Corri McFadden, Owner & Founder of eDrop-Off

The Chicago Event Planner (TCEP): How early in advance do you start planning this event?
Corri McFadden (CM): As soon as one is completed, they start planning the next year.

TCEP: What was the inspiration for this year's Alice in Wonderland theme?
CM: When I signed on they had already chosen the theme but I really liked what they were planning to do with it.

TCEP: Is it just going to be some pictures, sculptures?  Do you know how they intend to make it different?
CM: You're supposed to feel like you're in Alice and Wonderland.  There will be scenery changes, wall art, illusions -- things will move around like they do in Wonderland.  It's meant to be a very memorable place.

TCEP: That sounds awesome!  Are you using and event company to help organize this event?
CM: Yes, we are using Absolute Productions.

TCEP: Are you looking for any volunteers? Would there be opportunities for recent grads or people who are looking to gain more event planning experience to help with the function this year or in the future?
CM: Absolutely!  We are always looking for volunteers.  This year we were looking for around a hundred and we are still looking for a handful for set up and donations.  There are silent and live auctions too.  If anyone is interested they can contact Gateway Green at 312.540.9930

TCEP: What is your fundraising goal for the year?
CM: Last year $379,000 was raised and this year we're hoping to raise $500,000 or more!

TCEP: Are there any specific projects that this fundraiser is aiming to help?
CM: The Expressway Partnership Project.  Last year over 115,000 pounds of plants and trees were planted and all of it was privately funded.  Much of the work they do is unseen.  Ever notice how there's no trash around?  They clean that, they are responsible for a lot of the beautifying that you see but don't think about.

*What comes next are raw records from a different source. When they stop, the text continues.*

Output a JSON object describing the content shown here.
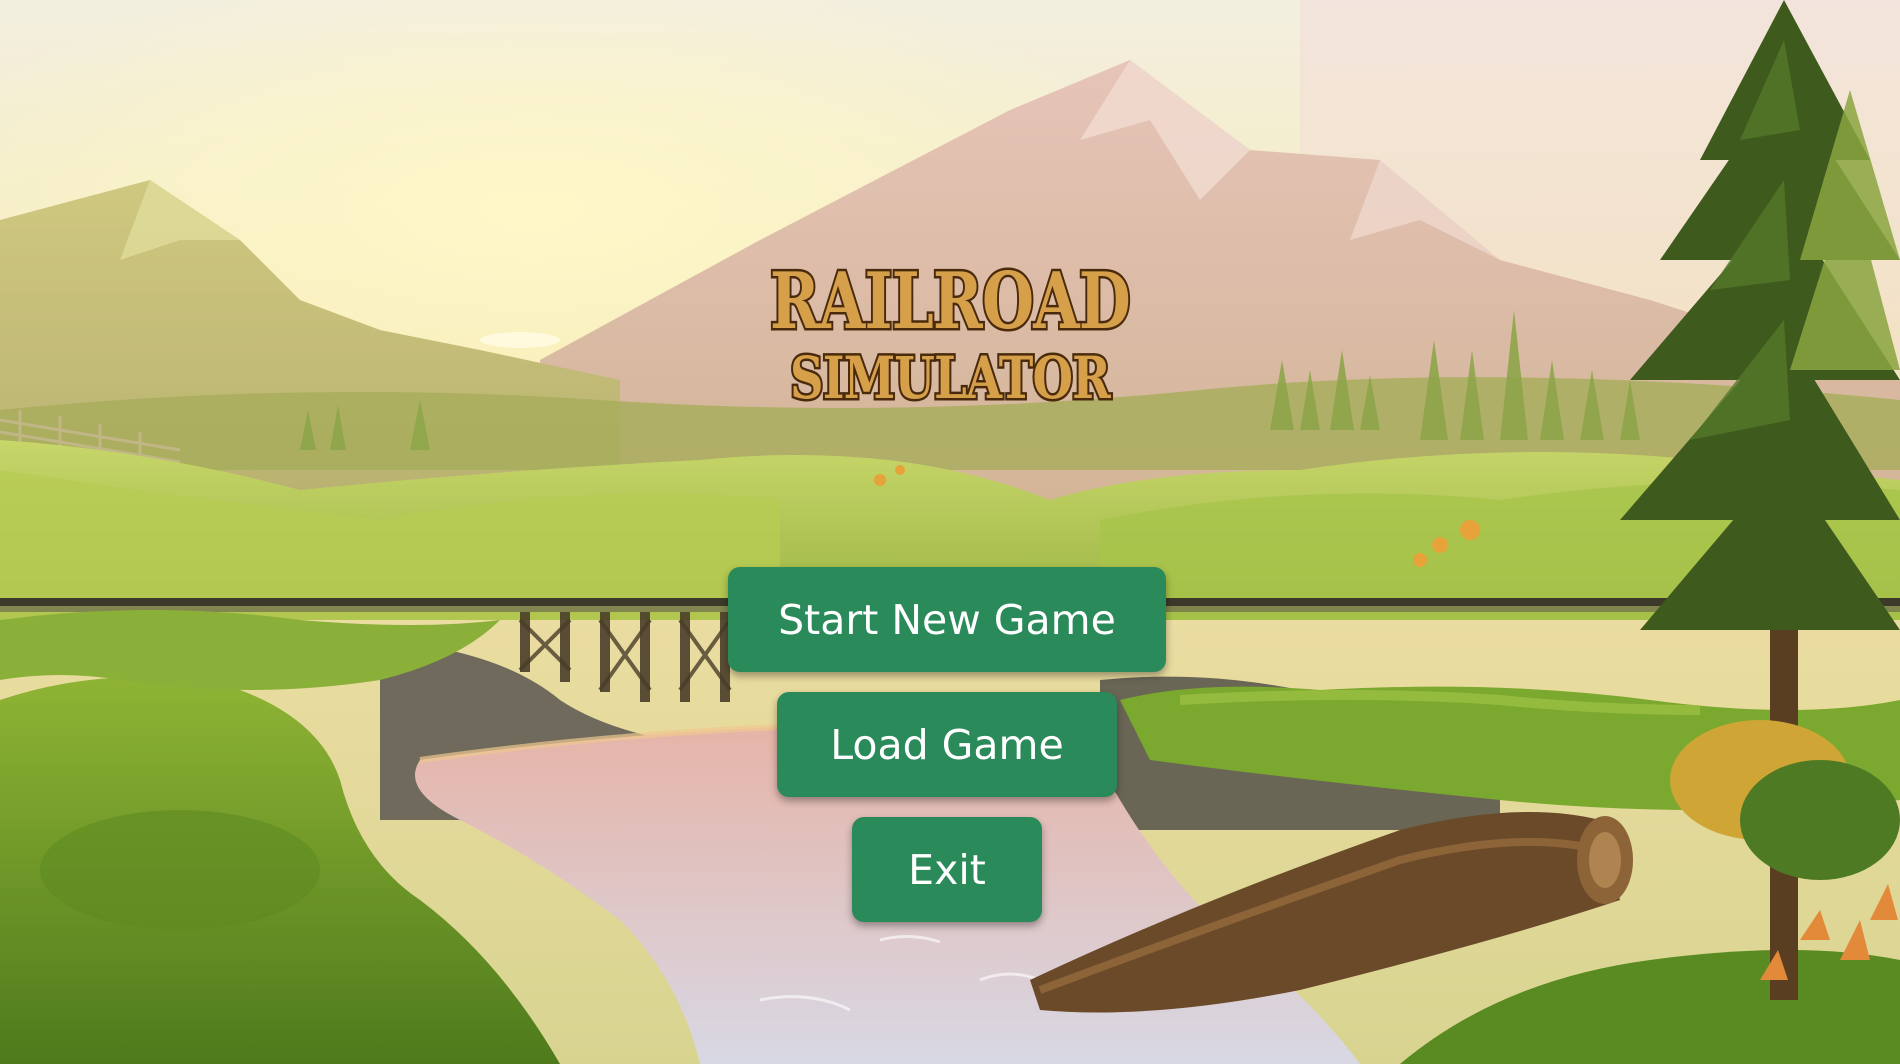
{
  "game": {
    "logo": {
      "line1": "RAILROAD",
      "line2": "SIMULATOR"
    },
    "menu": {
      "start_label": "Start New Game",
      "load_label": "Load Game",
      "exit_label": "Exit"
    },
    "colors": {
      "button_bg": "#2a8a5a",
      "button_text": "#ffffff",
      "logo_fill": "#d6a04a",
      "logo_outline": "#4a2a0c"
    }
  }
}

TCEP: Are there ways for those who can't attend to still participate?
CM: You can always make a donation to Chicago Gateway Green and you can of course purchase tickets on the website.

TCEP: What can attendees be most excited about?
CM: There's great entertainment lined up for the evening.  Pete Wentz and DJ Rock City will be performing.  There will also be great food from Chicago restaurants and a casino tent sponsored by Rivers Casino.  Rivers Casino is sponsoring a raffle as well.

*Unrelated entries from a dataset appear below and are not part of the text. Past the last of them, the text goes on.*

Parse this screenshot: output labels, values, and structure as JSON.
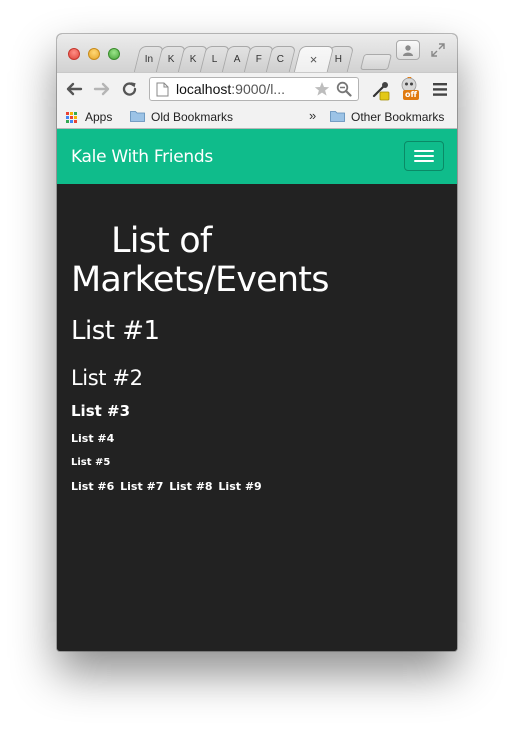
{
  "browser": {
    "tabs": [
      "In",
      "K",
      "K",
      "L",
      "A",
      "F",
      "C",
      "",
      "H"
    ],
    "active_tab_index": 7,
    "active_tab_close": "×",
    "url_host": "localhost",
    "url_rest": ":9000/l...",
    "extension_badge": "off",
    "bookmarks": {
      "apps": "Apps",
      "old": "Old Bookmarks",
      "more": "»",
      "other": "Other Bookmarks"
    }
  },
  "navbar": {
    "brand": "Kale With Friends",
    "brand_color": "#0fbc8b"
  },
  "page": {
    "background": "#222222",
    "title": "List of Markets/Events",
    "lists": [
      "List #1",
      "List #2",
      "List #3",
      "List #4",
      "List #5"
    ],
    "inline_lists": [
      "List #6",
      "List #7",
      "List #8",
      "List #9"
    ]
  }
}
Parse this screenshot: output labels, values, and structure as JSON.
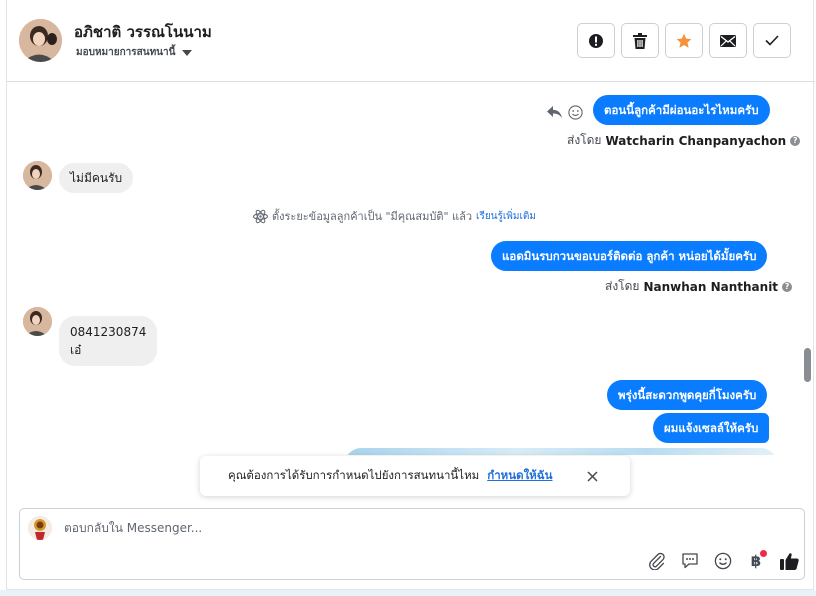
{
  "header": {
    "contact_name": "อภิชาติ วรรณโนนาม",
    "assign_label": "มอบหมายการสนทนานี้"
  },
  "messages": {
    "out1": "ตอนนี้ลูกค้ามีผ่อนอะไรไหมครับ",
    "out1_sent_prefix": "ส่งโดย",
    "out1_sender": "Watcharin Chanpanyachon",
    "in1": "ไม่มีคนรับ",
    "system_note": "ตั้งระยะข้อมูลลูกค้าเป็น \"มีคุณสมบัติ\" แล้ว",
    "system_link": "เรียนรู้เพิ่มเติม",
    "out2": "แอดมินรบกวนขอเบอร์ติดต่อ ลูกค้า หน่อยได้มั้ยครับ",
    "out2_sent_prefix": "ส่งโดย",
    "out2_sender": "Nanwhan Nanthanit",
    "in2_line1": "0841230874",
    "in2_line2": "เอ๋",
    "out3": "พรุ่งนี้สะดวกพูดคุยกี่โมงครับ",
    "out4": "ผมแจ้งเซลล์ให้ครับ"
  },
  "toast": {
    "text": "คุณต้องการได้รับการกำหนดไปยังการสนทนานี้ไหม",
    "link": "กำหนดให้ฉัน"
  },
  "composer": {
    "placeholder": "ตอบกลับใน Messenger...",
    "currency_symbol": "฿"
  },
  "colors": {
    "outgoing_bubble": "#0a7cff",
    "incoming_bubble": "#efefef",
    "star_accent": "#f7923a",
    "link": "#216fdb",
    "notification_dot": "#f02849"
  },
  "icons": {
    "actions": [
      "alert-icon",
      "trash-icon",
      "star-icon",
      "envelope-icon",
      "check-icon"
    ],
    "composer": [
      "paperclip-icon",
      "chat-bubble-icon",
      "emoji-icon",
      "baht-icon",
      "thumbs-up-icon"
    ]
  }
}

TCEP: Will you be there?
CM:  I will be there, up on stage.  Get a ticket and come say hi!

If you would like to get tickets or make a donation to the event, click here.

I would especially like to than Corri for taking time out of her busy schedule to talk about this event.  Visit her website for eDrop-Off or visit a store front at either Lincoln Park or Gold Coast.

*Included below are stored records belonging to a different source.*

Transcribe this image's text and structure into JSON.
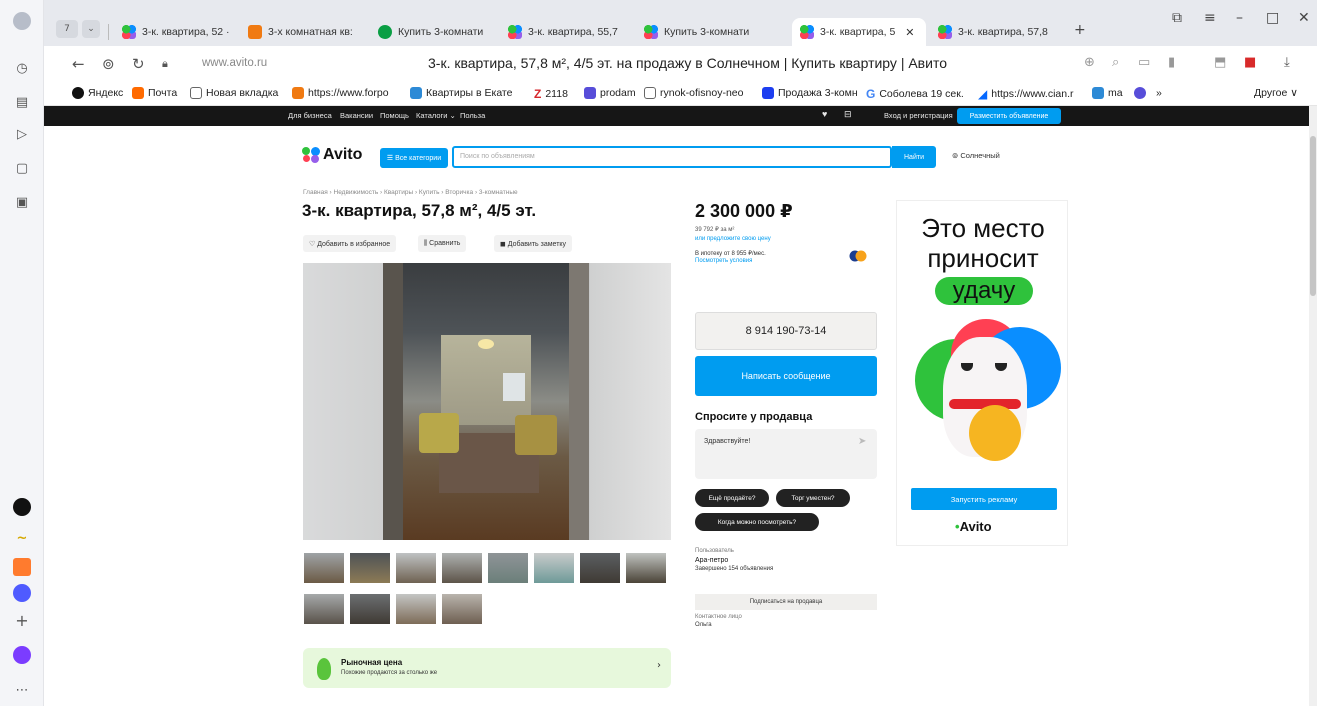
{
  "browser": {
    "tabs": [
      {
        "label": "3-к. квартира, 52 ·",
        "icon": "avito"
      },
      {
        "label": "3-х комнатная кв:",
        "icon": "orange"
      },
      {
        "label": "Купить 3-комнати",
        "icon": "green"
      },
      {
        "label": "3-к. квартира, 55,7",
        "icon": "avito"
      },
      {
        "label": "Купить 3-комнати",
        "icon": "avito"
      },
      {
        "label": "3-к. квартира, 5",
        "icon": "avito",
        "active": true
      },
      {
        "label": "3-к. квартира, 57,8",
        "icon": "avito"
      }
    ],
    "tab_count_badge": "7",
    "url": "www.avito.ru",
    "page_title": "3-к. квартира, 57,8 м², 4/5 эт. на продажу в Солнечном | Купить квартиру | Авито",
    "bookmarks": [
      {
        "label": "Яндекс",
        "icon": "black"
      },
      {
        "label": "Почта",
        "icon": "mail"
      },
      {
        "label": "Новая вкладка",
        "icon": "doc"
      },
      {
        "label": "https://www.forpo",
        "icon": "orange"
      },
      {
        "label": "Квартиры в Екате",
        "icon": "blue"
      },
      {
        "label": "2118",
        "icon": "red-z"
      },
      {
        "label": "prodam",
        "icon": "purple"
      },
      {
        "label": "rynok-ofisnoy-neo",
        "icon": "doc"
      },
      {
        "label": "Продажа 3-комн",
        "icon": "m"
      },
      {
        "label": "Соболева 19 сек.",
        "icon": "g"
      },
      {
        "label": "https://www.cian.r",
        "icon": "cian"
      },
      {
        "label": "ma",
        "icon": "blue"
      },
      {
        "label": "»",
        "icon": "none"
      },
      {
        "label": "Другое ∨",
        "icon": "none"
      }
    ]
  },
  "site": {
    "topbar": {
      "links": [
        "Для бизнеса",
        "Вакансии",
        "Помощь",
        "Каталоги ⌄",
        "Польза"
      ],
      "login": "Вход и регистрация",
      "post_button": "Разместить объявление"
    },
    "logo": "Avito",
    "all_categories": "☰ Все категории",
    "search_placeholder": "Поиск по объявлениям",
    "search_button": "Найти",
    "location": "⊚ Солнечный"
  },
  "listing": {
    "breadcrumbs": "Главная › Недвижимость › Квартиры › Купить › Вторичка › 3-комнатные",
    "title": "3-к. квартира, 57,8 м², 4/5 эт.",
    "actions": [
      "♡ Добавить в избранное",
      "⫼ Сравнить",
      "◼ Добавить заметку"
    ],
    "price": "2 300 000 ₽",
    "price_per_meter": "39 792 ₽ за м²",
    "offer_link": "или предложите свою цену",
    "mortgage": "В ипотеку от 8 955 ₽/мес.",
    "mortgage_link": "Посмотреть условия",
    "phone": "8 914 190-73-14",
    "write_message": "Написать сообщение",
    "ask_title": "Спросите у продавца",
    "ask_placeholder": "Здравствуйте!",
    "quick_questions": [
      "Ещё продаёте?",
      "Торг уместен?",
      "Когда можно посмотреть?"
    ],
    "seller_label": "Пользователь",
    "seller_name": "Ара-петро",
    "seller_stats": "Завершено 154 объявления",
    "subscribe": "Подписаться на продавца",
    "contact_label": "Контактное лицо",
    "contact_name": "Ольга",
    "market_title": "Рыночная цена",
    "market_sub": "Похожие продаются за столько же"
  },
  "ad": {
    "line1": "Это место",
    "line2": "приносит",
    "highlight": "удачу",
    "button": "Запустить рекламу",
    "logo": "Avito"
  },
  "colors": {
    "accent": "#009cf0",
    "avito_green": "#2fc23c",
    "topbar": "#161616"
  }
}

Have a question about event planning?  Have a great tip, information or a story to share?  Post it to my facebook page:
If you'd like to work with me, email business inquiries to